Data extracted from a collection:
[Start of Attachment]

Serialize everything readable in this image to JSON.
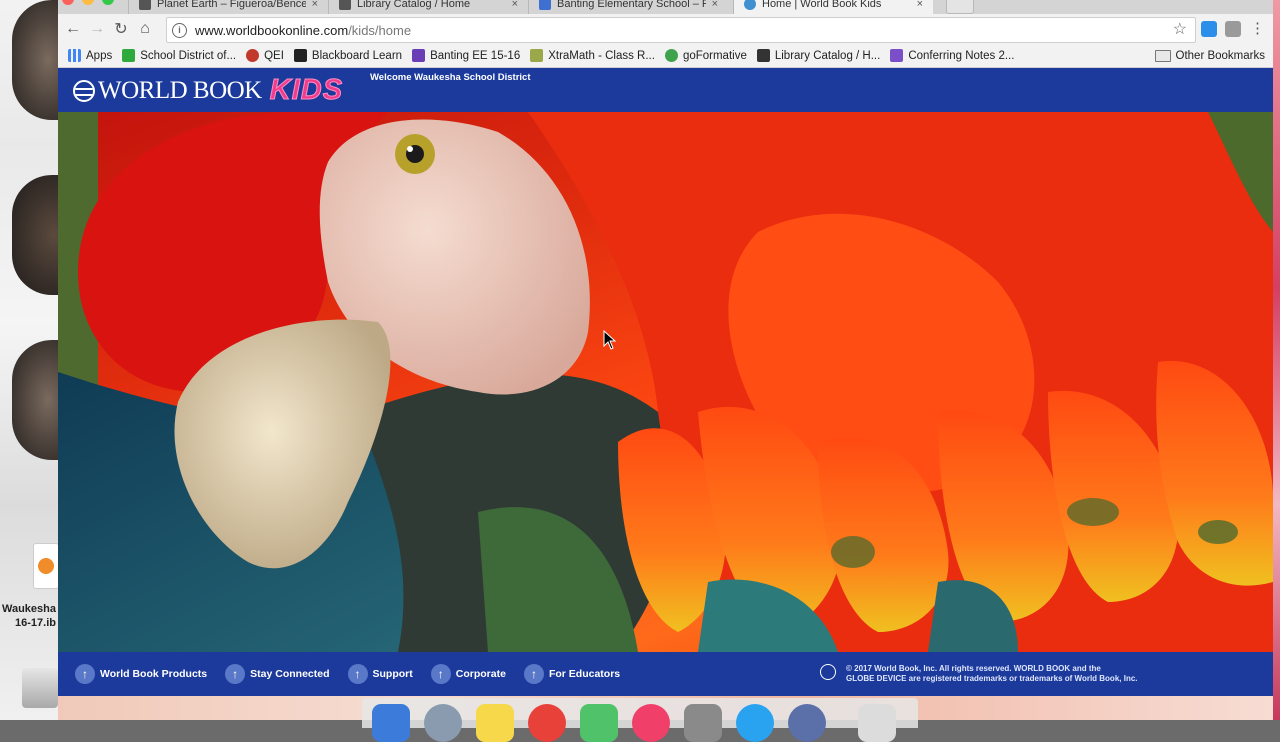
{
  "desktop": {
    "file_label_line1": "Waukesha",
    "file_label_line2": "16-17.ib"
  },
  "browser": {
    "tabs": [
      {
        "title": "Planet Earth – Figueroa/Bence",
        "active": false
      },
      {
        "title": "Library Catalog / Home",
        "active": false
      },
      {
        "title": "Banting Elementary School – F",
        "active": false
      },
      {
        "title": "Home | World Book Kids",
        "active": true
      }
    ],
    "tab_close_glyph": "×",
    "address": {
      "host": "www.worldbookonline.com",
      "path": "/kids/home"
    },
    "bookmarks": [
      {
        "label": "Apps",
        "icon": "apps-grid-icon",
        "color": "#4285f4"
      },
      {
        "label": "School District of...",
        "icon": "school-district-icon",
        "color": "#2eaa3d"
      },
      {
        "label": "QEI",
        "icon": "qei-icon",
        "color": "#c0392b"
      },
      {
        "label": "Blackboard Learn",
        "icon": "blackboard-icon",
        "color": "#222222"
      },
      {
        "label": "Banting EE 15-16",
        "icon": "banting-icon",
        "color": "#6a3fb5"
      },
      {
        "label": "XtraMath - Class R...",
        "icon": "xtramath-icon",
        "color": "#9aa84a"
      },
      {
        "label": "goFormative",
        "icon": "goformative-icon",
        "color": "#3fa34d"
      },
      {
        "label": "Library Catalog / H...",
        "icon": "library-catalog-icon",
        "color": "#333333"
      },
      {
        "label": "Conferring Notes 2...",
        "icon": "conferring-notes-icon",
        "color": "#7b4fc9"
      }
    ],
    "other_bookmarks": "Other Bookmarks"
  },
  "site": {
    "logo_world_book": "WORLD BOOK",
    "logo_kids": "KIDS",
    "welcome": "Welcome Waukesha School District",
    "footer_links": [
      "World Book Products",
      "Stay Connected",
      "Support",
      "Corporate",
      "For Educators"
    ],
    "copyright_line1": "© 2017 World Book, Inc. All rights reserved. WORLD BOOK and the",
    "copyright_line2": "GLOBE DEVICE are registered trademarks or trademarks of World Book, Inc.",
    "hero_image": "scarlet-macaw-photo"
  },
  "colors": {
    "brand_blue": "#1b3a9c",
    "kids_pink": "#f03c8c",
    "footer_arrow": "#5a78c8"
  }
}
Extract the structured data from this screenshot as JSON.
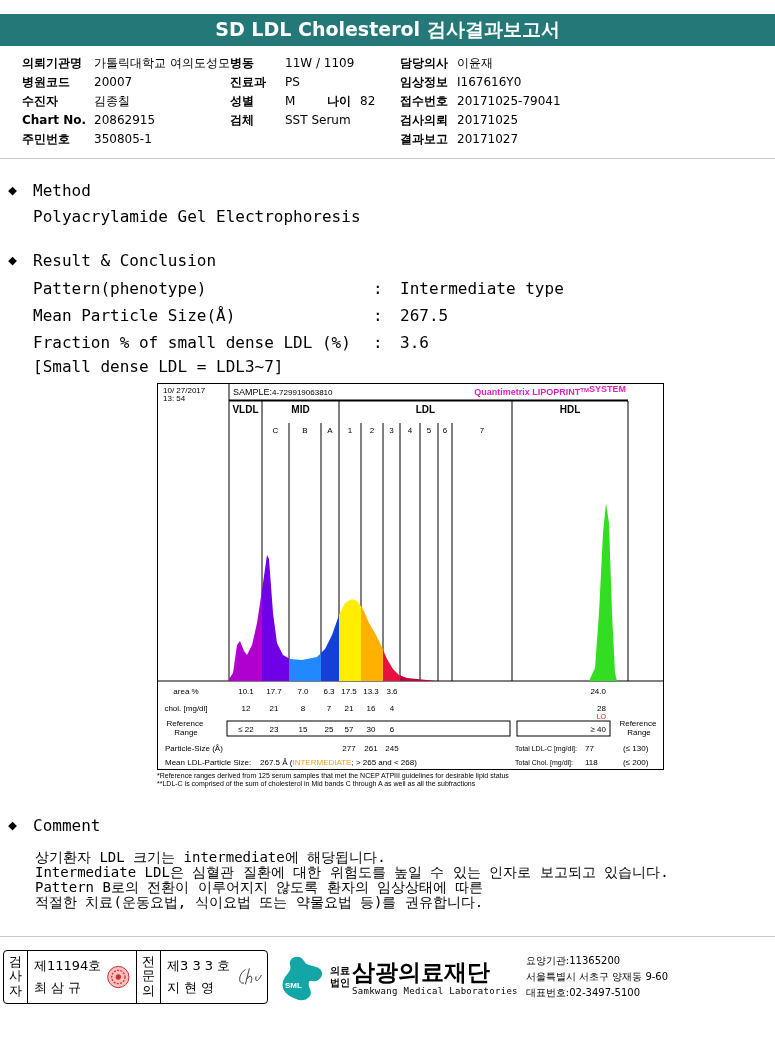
{
  "title": "SD LDL Cholesterol 검사결과보고서",
  "info_rows": [
    {
      "left": {
        "label": "의뢰기관명",
        "value": "가톨릭대학교 여의도성모"
      },
      "middle": [
        {
          "label": "병동",
          "value": "11W / 1109"
        }
      ],
      "right": {
        "label": "담당의사",
        "value": "이윤재"
      }
    },
    {
      "left": {
        "label": "병원코드",
        "value": "20007"
      },
      "middle": [
        {
          "label": "진료과",
          "value": "PS"
        }
      ],
      "right": {
        "label": "임상정보",
        "value": "I167616Y0"
      }
    },
    {
      "left": {
        "label": "수진자",
        "value": "김종칠"
      },
      "middle": [
        {
          "label": "성별",
          "value": "M"
        },
        {
          "label": "나이",
          "value": "82"
        }
      ],
      "right": {
        "label": "접수번호",
        "value": "20171025-79041"
      }
    },
    {
      "left": {
        "label": "Chart No.",
        "value": "20862915"
      },
      "middle": [
        {
          "label": "검체",
          "value": "SST Serum"
        }
      ],
      "right": {
        "label": "검사의뢰",
        "value": "20171025"
      }
    },
    {
      "left": {
        "label": "주민번호",
        "value": "350805-1"
      },
      "middle": [],
      "right": {
        "label": "결과보고",
        "value": "20171027"
      }
    }
  ],
  "method": {
    "bullet": "◆",
    "heading": "Method",
    "text": "Polyacrylamide Gel Electrophoresis"
  },
  "result": {
    "bullet": "◆",
    "heading": "Result & Conclusion",
    "rows": [
      {
        "label": "Pattern(phenotype)",
        "separator": ":",
        "value": "Intermediate type"
      },
      {
        "label": "Mean Particle Size(Å)",
        "separator": ":",
        "value": "267.5"
      },
      {
        "label": "Fraction % of small dense LDL (%)",
        "separator": ":",
        "value": "3.6"
      }
    ],
    "note": "[Small dense LDL = LDL3~7]"
  },
  "electrophoresis": {
    "date": "10/ 27/2017",
    "time": "13: 54",
    "sample_label": "SAMPLE:",
    "sample": "4-729919063810",
    "brand": "Quantimetrix LIPOPRINT$^{TM}$SYSTEM",
    "bands": [
      {
        "label": "VLDL"
      },
      {
        "label": "MID",
        "subbands": [
          "C",
          "B",
          "A"
        ]
      },
      {
        "label": "LDL",
        "subbands": [
          "1",
          "2",
          "3",
          "4",
          "5",
          "6",
          "7"
        ]
      },
      {
        "label": "HDL"
      }
    ],
    "area": {
      "label": "area %",
      "values": [
        "10.1",
        "17.7",
        "7.0",
        "6.3",
        "17.5",
        "13.3",
        "3.6"
      ],
      "hdl": "24.0"
    },
    "chol": {
      "label": "chol. [mg/dl]",
      "values": [
        "12",
        "21",
        "8",
        "7",
        "21",
        "16",
        "4"
      ],
      "hdl": "28",
      "hdl_flag": "LO"
    },
    "reference": {
      "label": "Reference Range",
      "values": [
        "≤ 22",
        "23",
        "15",
        "25",
        "57",
        "30",
        "6"
      ],
      "hdl": "≥ 40",
      "right_label": "Reference Range"
    },
    "particle_size": {
      "label": "Particle-Size (Å)",
      "values": [
        "277",
        "261",
        "245"
      ]
    },
    "mean_size": {
      "label": "Mean LDL-Particle Size:",
      "value": "267.5 Å",
      "open": "(",
      "class_label": "INTERMEDIATE",
      "rest": "; > 265 and < 268)"
    },
    "totals": [
      {
        "label": "Total LDL-C [mg/dl]:",
        "value": "77",
        "range": "(≤ 130)"
      },
      {
        "label": "Total Chol. [mg/dl]:",
        "value": "118",
        "range": "(≤ 200)"
      }
    ],
    "footnotes": [
      "*Reference ranges derived from 125 serum samples that met the NCEP ATPIII guidelines for desirable lipid status",
      "**LDL-C is comprised of the sum of cholesterol in Mid bands C through A as well as all the subfractions"
    ]
  },
  "comment": {
    "bullet": "◆",
    "heading": "Comment",
    "lines": [
      "상기환자 LDL 크기는 intermediate에 해당됩니다.",
      "Intermediate LDL은 심혈관 질환에 대한 위험도를 높일 수 있는 인자로 보고되고 있습니다.",
      "Pattern B로의 전환이 이루어지지 않도록 환자의 임상상태에 따른",
      "적절한 치료(운동요법, 식이요법 또는 약물요법 등)를 권유합니다."
    ]
  },
  "signatures": [
    {
      "role": "검사자",
      "license": "제11194호",
      "name": "최 삼 규",
      "kind": "seal"
    },
    {
      "role": "전문의",
      "license": "제3 3 3 호",
      "name": "지 현 영",
      "kind": "signature"
    }
  ],
  "organization": {
    "logo_text": "SML",
    "corp_type": "의료법인",
    "name": "삼광의료재단",
    "english_name": "Samkwang Medical Laboratories",
    "details": [
      "요양기관:11365200",
      "서울특별시 서초구 양재동 9-60",
      "대표번호:02-3497-5100"
    ]
  }
}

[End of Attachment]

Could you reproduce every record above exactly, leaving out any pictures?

## Problem solution
Serialize everything readable in this image to JSON.
{
  "desktop": {
    "file_label_line1": "Waukesha",
    "file_label_line2": "16-17.ib"
  },
  "browser": {
    "tabs": [
      {
        "title": "Planet Earth – Figueroa/Bence",
        "active": false
      },
      {
        "title": "Library Catalog / Home",
        "active": false
      },
      {
        "title": "Banting Elementary School – F",
        "active": false
      },
      {
        "title": "Home | World Book Kids",
        "active": true
      }
    ],
    "tab_close_glyph": "×",
    "address": {
      "host": "www.worldbookonline.com",
      "path": "/kids/home"
    },
    "bookmarks": [
      {
        "label": "Apps",
        "icon": "apps-grid-icon",
        "color": "#4285f4"
      },
      {
        "label": "School District of...",
        "icon": "school-district-icon",
        "color": "#2eaa3d"
      },
      {
        "label": "QEI",
        "icon": "qei-icon",
        "color": "#c0392b"
      },
      {
        "label": "Blackboard Learn",
        "icon": "blackboard-icon",
        "color": "#222222"
      },
      {
        "label": "Banting EE 15-16",
        "icon": "banting-icon",
        "color": "#6a3fb5"
      },
      {
        "label": "XtraMath - Class R...",
        "icon": "xtramath-icon",
        "color": "#9aa84a"
      },
      {
        "label": "goFormative",
        "icon": "goformative-icon",
        "color": "#3fa34d"
      },
      {
        "label": "Library Catalog / H...",
        "icon": "library-catalog-icon",
        "color": "#333333"
      },
      {
        "label": "Conferring Notes 2...",
        "icon": "conferring-notes-icon",
        "color": "#7b4fc9"
      }
    ],
    "other_bookmarks": "Other Bookmarks"
  },
  "site": {
    "logo_world_book": "WORLD BOOK",
    "logo_kids": "KIDS",
    "welcome": "Welcome Waukesha School District",
    "footer_links": [
      "World Book Products",
      "Stay Connected",
      "Support",
      "Corporate",
      "For Educators"
    ],
    "copyright_line1": "© 2017 World Book, Inc. All rights reserved. WORLD BOOK and the",
    "copyright_line2": "GLOBE DEVICE are registered trademarks or trademarks of World Book, Inc.",
    "hero_image": "scarlet-macaw-photo"
  },
  "colors": {
    "brand_blue": "#1b3a9c",
    "kids_pink": "#f03c8c",
    "footer_arrow": "#5a78c8"
  }
}
Extract the structured data from this screenshot as JSON.
{
  "title": "SD LDL Cholesterol 검사결과보고서",
  "info_rows": [
    {
      "left": {
        "label": "의뢰기관명",
        "value": "가톨릭대학교 여의도성모"
      },
      "middle": [
        {
          "label": "병동",
          "value": "11W / 1109"
        }
      ],
      "right": {
        "label": "담당의사",
        "value": "이윤재"
      }
    },
    {
      "left": {
        "label": "병원코드",
        "value": "20007"
      },
      "middle": [
        {
          "label": "진료과",
          "value": "PS"
        }
      ],
      "right": {
        "label": "임상정보",
        "value": "I167616Y0"
      }
    },
    {
      "left": {
        "label": "수진자",
        "value": "김종칠"
      },
      "middle": [
        {
          "label": "성별",
          "value": "M"
        },
        {
          "label": "나이",
          "value": "82"
        }
      ],
      "right": {
        "label": "접수번호",
        "value": "20171025-79041"
      }
    },
    {
      "left": {
        "label": "Chart No.",
        "value": "20862915"
      },
      "middle": [
        {
          "label": "검체",
          "value": "SST Serum"
        }
      ],
      "right": {
        "label": "검사의뢰",
        "value": "20171025"
      }
    },
    {
      "left": {
        "label": "주민번호",
        "value": "350805-1"
      },
      "middle": [],
      "right": {
        "label": "결과보고",
        "value": "20171027"
      }
    }
  ],
  "method": {
    "bullet": "◆",
    "heading": "Method",
    "text": "Polyacrylamide Gel Electrophoresis"
  },
  "result": {
    "bullet": "◆",
    "heading": "Result & Conclusion",
    "rows": [
      {
        "label": "Pattern(phenotype)",
        "separator": ":",
        "value": "Intermediate type"
      },
      {
        "label": "Mean Particle Size(Å)",
        "separator": ":",
        "value": "267.5"
      },
      {
        "label": "Fraction % of small dense LDL (%)",
        "separator": ":",
        "value": "3.6"
      }
    ],
    "note": "[Small dense LDL = LDL3~7]"
  },
  "electrophoresis": {
    "date": "10/ 27/2017",
    "time": "13: 54",
    "sample_label": "SAMPLE:",
    "sample": "4-729919063810",
    "brand": "Quantimetrix LIPOPRINT$^{TM}$SYSTEM",
    "bands": [
      {
        "label": "VLDL"
      },
      {
        "label": "MID",
        "subbands": [
          "C",
          "B",
          "A"
        ]
      },
      {
        "label": "LDL",
        "subbands": [
          "1",
          "2",
          "3",
          "4",
          "5",
          "6",
          "7"
        ]
      },
      {
        "label": "HDL"
      }
    ],
    "area": {
      "label": "area %",
      "values": [
        "10.1",
        "17.7",
        "7.0",
        "6.3",
        "17.5",
        "13.3",
        "3.6"
      ],
      "hdl": "24.0"
    },
    "chol": {
      "label": "chol. [mg/dl]",
      "values": [
        "12",
        "21",
        "8",
        "7",
        "21",
        "16",
        "4"
      ],
      "hdl": "28",
      "hdl_flag": "LO"
    },
    "reference": {
      "label": "Reference Range",
      "values": [
        "≤ 22",
        "23",
        "15",
        "25",
        "57",
        "30",
        "6"
      ],
      "hdl": "≥ 40",
      "right_label": "Reference Range"
    },
    "particle_size": {
      "label": "Particle-Size (Å)",
      "values": [
        "277",
        "261",
        "245"
      ]
    },
    "mean_size": {
      "label": "Mean LDL-Particle Size:",
      "value": "267.5 Å",
      "open": "(",
      "class_label": "INTERMEDIATE",
      "rest": "; > 265 and < 268)"
    },
    "totals": [
      {
        "label": "Total LDL-C [mg/dl]:",
        "value": "77",
        "range": "(≤ 130)"
      },
      {
        "label": "Total Chol. [mg/dl]:",
        "value": "118",
        "range": "(≤ 200)"
      }
    ],
    "footnotes": [
      "*Reference ranges derived from 125 serum samples that met the NCEP ATPIII guidelines for desirable lipid status",
      "**LDL-C is comprised of the sum of cholesterol in Mid bands C through A as well as all the subfractions"
    ]
  },
  "comment": {
    "bullet": "◆",
    "heading": "Comment",
    "lines": [
      "상기환자 LDL 크기는 intermediate에 해당됩니다.",
      "Intermediate LDL은 심혈관 질환에 대한 위험도를 높일 수 있는 인자로 보고되고 있습니다.",
      "Pattern B로의 전환이 이루어지지 않도록 환자의 임상상태에 따른",
      "적절한 치료(운동요법, 식이요법 또는 약물요법 등)를 권유합니다."
    ]
  },
  "signatures": [
    {
      "role": "검사자",
      "license": "제11194호",
      "name": "최 삼 규",
      "kind": "seal"
    },
    {
      "role": "전문의",
      "license": "제3 3 3 호",
      "name": "지 현 영",
      "kind": "signature"
    }
  ],
  "organization": {
    "logo_text": "SML",
    "corp_type": "의료법인",
    "name": "삼광의료재단",
    "english_name": "Samkwang Medical Laboratories",
    "details": [
      "요양기관:11365200",
      "서울특별시 서초구 양재동 9-60",
      "대표번호:02-3497-5100"
    ]
  }
}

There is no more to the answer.